The Georgia Coalition 2 Save Lives, which the Southern Center is proud to be a member of, has requested a meeting with Gov. Kemp to discuss ideas to promote health and safety, and to mitigate the spread of COVID-19 in our state.
There is an on-going need for proactive local action to stem this pandemic, particularly because the pandemic has not impacted all communities equally.
Recent data from the CDC shows that 83% of Georgians hospitalized with the coronavirus are Black.

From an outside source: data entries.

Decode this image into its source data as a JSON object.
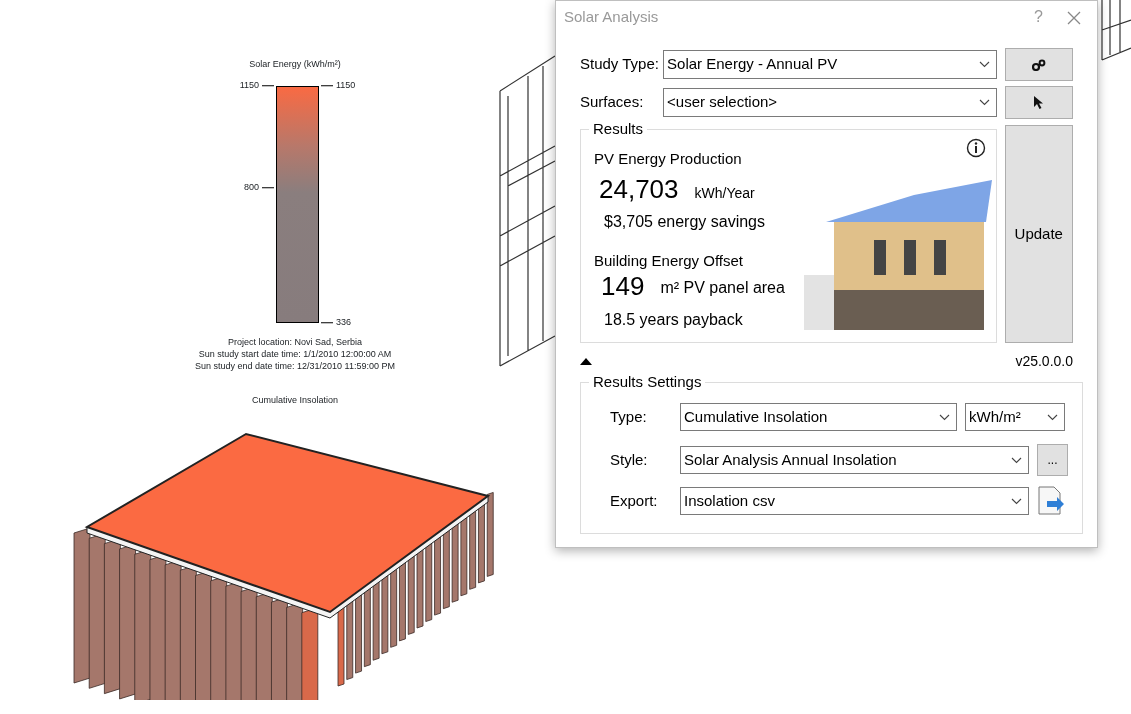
{
  "canvas": {
    "legend": {
      "title": "Solar Energy (kWh/m²)",
      "ticks": [
        {
          "label": "1150",
          "kind": "left"
        },
        {
          "label": "1150",
          "kind": "right"
        },
        {
          "label": "800",
          "kind": "left"
        },
        {
          "label": "336",
          "kind": "right"
        }
      ],
      "notes": [
        "Project location: Novi Sad, Serbia",
        "Sun study start date time: 1/1/2010 12:00:00 AM",
        "Sun study end date time: 12/31/2010 11:59:00 PM"
      ]
    },
    "view_title": "Cumulative Insolation"
  },
  "dialog": {
    "title": "Solar Analysis",
    "help": "?",
    "study_type": {
      "label": "Study Type:",
      "value": "Solar Energy - Annual PV"
    },
    "surfaces": {
      "label": "Surfaces:",
      "value": "<user selection>"
    },
    "results": {
      "title": "Results",
      "pv_heading": "PV Energy Production",
      "pv_value": "24,703",
      "pv_unit": "kWh/Year",
      "savings": "$3,705 energy savings",
      "offset_heading": "Building Energy Offset",
      "offset_value": "149",
      "offset_unit": "m² PV panel area",
      "payback": "18.5 years payback"
    },
    "update_button": "Update",
    "version": "v25.0.0.0",
    "settings": {
      "title": "Results Settings",
      "type": {
        "label": "Type:",
        "value": "Cumulative Insolation",
        "unit": "kWh/m²"
      },
      "style": {
        "label": "Style:",
        "value": "Solar Analysis Annual Insolation",
        "button": "..."
      },
      "export": {
        "label": "Export:",
        "value": "Insolation csv"
      }
    }
  }
}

This troubling statistic “merits tailoring and targeting life-saving measures to communities of color, the elderly, and within Georgia’s extremely vulnerable prison populations, whose infection and death numbers are increasing rapidly.” The Coalition calls for an “ethical and moral response plan that addresses both the health and economic implications of the COVID-19 crisis,” including input from Black community and political leaders.
Gov. Kemp’s orders allowed the reopening of certain businesses, such as nail salons and bowling alleys, on April 24, added dine-in restaurants and movie theaters April 27, and lifting a state-wide shelter-in-place order on May 1, even after renewing the Public Health State of Emergency on April 30. The lack of uniform guidance has led to widespread gathering in public spaces with little observance of social distancing or masking recommendations.
“All of us are alarmed by the images we see of people interacting in public without adhering to safety measures,” the letter stated. “This poses a risk not only to their own health, but also the health of the general public, including essential workers, employees of newly reopened businesses and people in vulnerable and rural communities.”
Federal guidelines informed by public health experts recommend sheltering in place until 14 days after there has been a downward trend in new cases. But in the absence of such an order, combined with the current lack of access to COVID-19 and antibody testing and contact tracing, there are certain practical and proactive steps which can and should be taken to protect the public. These include mandated supply and distribution of personal protective equipment such as masks and hand sanitizers in public spaces and businesses, along with official recommendations that people wear masks whenever they leave their homes.
GC2SL has also reached out to local city and county governments, volunteering time, support, and consultation, including a model local ordinance calling for the widespread use of face masks that they can use in their own efforts to protect their communities. The coalition plans to meet with local government leaders today.